DURING the dry season when farm work decreases hundreds of countrymen venture to
the city to look for short-term odd jobs.
This year many countrymen have
decided to stay in Phnom Penh after landing good paying jobs in the newly
expanding car-wash industry which is flourishing this wet season because of the
muddy streets and a large increase in the number of cars on the road.
female car-washer from Svay Rieng said: "Almost all of the car-washers are poor
people from the countryside. Besides cyclo and moto taxi driving, washing cars
is also suitable for unskilled countrymen, especially for women. That is why
nearly half of the car-washers are women."
A 21-year-old man from Prey
Veng province called Mab who works at the Car-Wash on Street 51 near Street 200
said: "I never learned at school. I am an illiterate man.
"I left my
province four months ago in order to find a job in Phnom Penh but there was no
job suitable for me except for washing cars."
"Many people consider
working as a car-washer to be a low position. I sometimes get looked down upon
by car owners who come to have their car washed, they scold me as if I am a dog.
"I try to be patient and friendly, this is the usual behavior of low
ranking workers. Being poor I cannot hesitate to accept any job. I make 40,000
riels per month which is much more than I ever made in the country."
Than, a 22 year old woman from Svay Reing, said: "I am very happy to do work
washing cars even though people look down on me because I can earn as much as
some civil servants."
"I make 30,000 riels a month and my boss provides
me with free food and accommodation as well. This allows me to save money for my
"I am pleased to work as a car-washer. No other job suits me
because my knowledge is too low.
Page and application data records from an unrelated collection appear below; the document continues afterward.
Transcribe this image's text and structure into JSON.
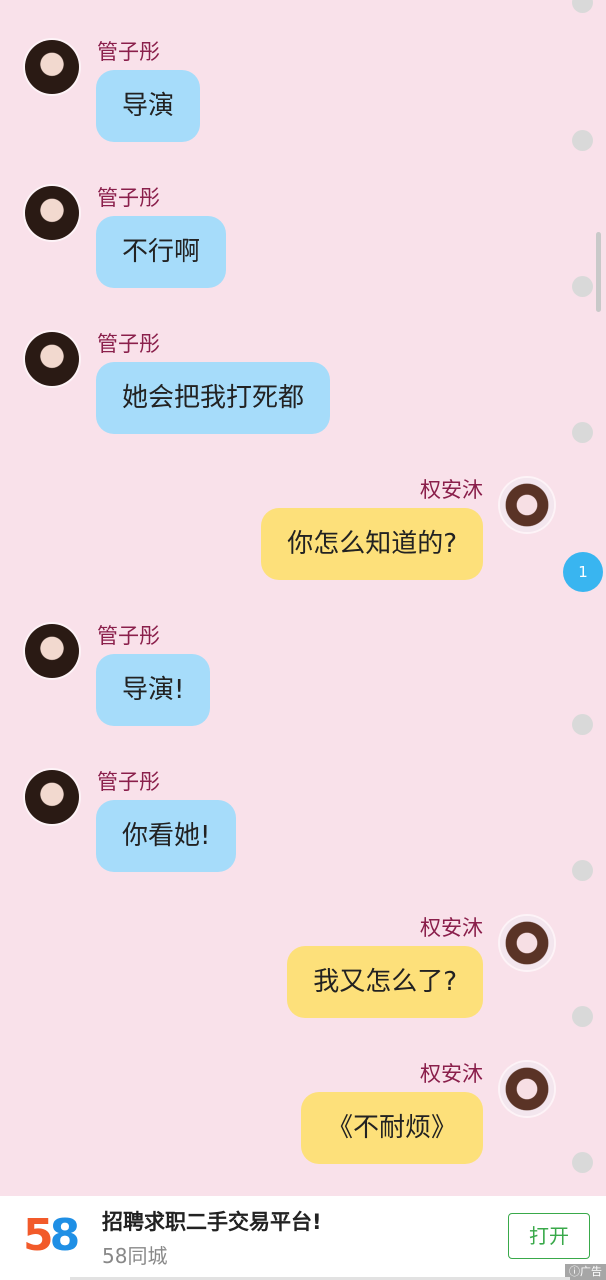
{
  "chat": {
    "unread_count": "1",
    "messages": [
      {
        "side": "left",
        "sender": "管子彤",
        "text": "导演"
      },
      {
        "side": "left",
        "sender": "管子彤",
        "text": "不行啊"
      },
      {
        "side": "left",
        "sender": "管子彤",
        "text": "她会把我打死都"
      },
      {
        "side": "right",
        "sender": "权安沐",
        "text": "你怎么知道的?"
      },
      {
        "side": "left",
        "sender": "管子彤",
        "text": "导演!"
      },
      {
        "side": "left",
        "sender": "管子彤",
        "text": "你看她!"
      },
      {
        "side": "right",
        "sender": "权安沐",
        "text": "我又怎么了?"
      },
      {
        "side": "right",
        "sender": "权安沐",
        "text": "《不耐烦》"
      }
    ]
  },
  "ad": {
    "logo_left": "5",
    "logo_right": "8",
    "title": "招聘求职二手交易平台!",
    "subtitle": "58同城",
    "open_label": "打开",
    "tag": "广告"
  },
  "colors": {
    "background": "#f9e1ea",
    "left_bubble": "#a6dcfa",
    "right_bubble": "#fde07a",
    "sender_name": "#8a1f4b",
    "badge": "#39b5f0"
  }
}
I only finished primary school."
Ny, a 30 year old widow from Prey Veng, said: "I am proud to be a car-washer, it
is better than being a prostitute or an escort girl in a nightclub."
owner of the Street 51 car-wash Ngin Yanny says: "Car-wash owners can't make
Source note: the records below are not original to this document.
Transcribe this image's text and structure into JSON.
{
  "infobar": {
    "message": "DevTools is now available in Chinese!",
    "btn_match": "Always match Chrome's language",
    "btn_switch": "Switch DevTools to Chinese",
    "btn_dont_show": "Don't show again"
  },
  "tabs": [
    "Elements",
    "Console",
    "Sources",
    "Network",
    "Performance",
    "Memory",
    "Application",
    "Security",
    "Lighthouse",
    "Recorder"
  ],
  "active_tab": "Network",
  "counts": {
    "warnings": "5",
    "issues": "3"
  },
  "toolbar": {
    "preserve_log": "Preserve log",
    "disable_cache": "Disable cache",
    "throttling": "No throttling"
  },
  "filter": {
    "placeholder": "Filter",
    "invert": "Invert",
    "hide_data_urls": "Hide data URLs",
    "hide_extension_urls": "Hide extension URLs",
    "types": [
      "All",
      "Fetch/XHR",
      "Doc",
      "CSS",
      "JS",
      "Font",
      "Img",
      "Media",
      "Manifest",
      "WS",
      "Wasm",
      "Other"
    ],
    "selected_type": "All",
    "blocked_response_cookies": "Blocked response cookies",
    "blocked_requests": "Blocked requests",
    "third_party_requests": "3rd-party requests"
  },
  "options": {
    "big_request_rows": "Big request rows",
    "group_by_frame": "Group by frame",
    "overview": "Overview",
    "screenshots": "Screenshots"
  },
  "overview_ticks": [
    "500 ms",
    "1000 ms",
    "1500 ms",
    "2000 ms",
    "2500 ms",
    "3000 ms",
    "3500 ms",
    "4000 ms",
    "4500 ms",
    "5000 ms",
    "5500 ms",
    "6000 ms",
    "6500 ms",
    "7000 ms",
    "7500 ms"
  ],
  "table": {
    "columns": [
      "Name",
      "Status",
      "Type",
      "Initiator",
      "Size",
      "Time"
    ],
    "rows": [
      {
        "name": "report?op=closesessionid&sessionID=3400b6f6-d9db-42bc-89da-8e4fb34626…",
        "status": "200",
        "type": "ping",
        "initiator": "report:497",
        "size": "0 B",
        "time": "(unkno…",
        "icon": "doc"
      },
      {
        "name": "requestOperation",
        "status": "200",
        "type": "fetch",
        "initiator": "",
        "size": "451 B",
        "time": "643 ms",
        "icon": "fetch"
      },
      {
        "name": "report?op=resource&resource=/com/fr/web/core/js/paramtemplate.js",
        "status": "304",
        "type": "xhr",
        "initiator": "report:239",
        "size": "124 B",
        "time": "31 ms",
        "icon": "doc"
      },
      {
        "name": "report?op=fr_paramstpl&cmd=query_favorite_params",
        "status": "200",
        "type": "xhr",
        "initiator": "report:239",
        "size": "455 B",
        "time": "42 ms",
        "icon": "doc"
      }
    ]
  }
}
much from the business due to expenditure on salaries, water, tax and spare
parts for the cleaning and pumping machines."
"However many car-wash
businesses have opened recently. Many people think there is considerable money
to be made washing cars when they see the dirty streets caused by rain and
"I have 20 employees. The eight women I pay 40,000 riels
per month, and the twelve men I pay 50,000 riels per month. The business earns
revenue of between 60,000-70,000 riels per day. I charge 5,000 riels for
cleaning cars, and 1,000 riels for cleaning motos."
"After paying taxes
and expenditure on capital I make only enough money to just feed the family. But
I keep the business going because otherwise I'd be jobless."
car-wash owner said she employed five women and six men. "I pay the women 30,000
riels [each] and the men 60,000 riels and I provide them all with food and
accommodation. I only make a profit in the rainy season."
She added that
the men are paid more because their work is harder.
car-washers make money from the rain and the streets being dirty and full of mud
they say they have goodwill towards the country and want the streets to be clean
and the weather to be sunny.
In contrast one woman said: "I want it to
rain every day so that the streets are filled with mud and I can make more money
VN fights inflation
HANOI - The Vietnamese government is determined to keep the annual inflation
rate below 10 percent but the task won't be easy, Prime Minister Vo Van Kiet was
reported as saying on June 24.
"In the first five months of 1994,
[prices] increased six per cent. The effort to keep the annual rate below 10 per
cent will be quite a strain," newspapers quoted Kiet as saying.
inflation Kiet prescribed measures such as boosting production, widening the
distribution of consumer goods, controlling the circulation of money and
balancing supply and demand.-Reuters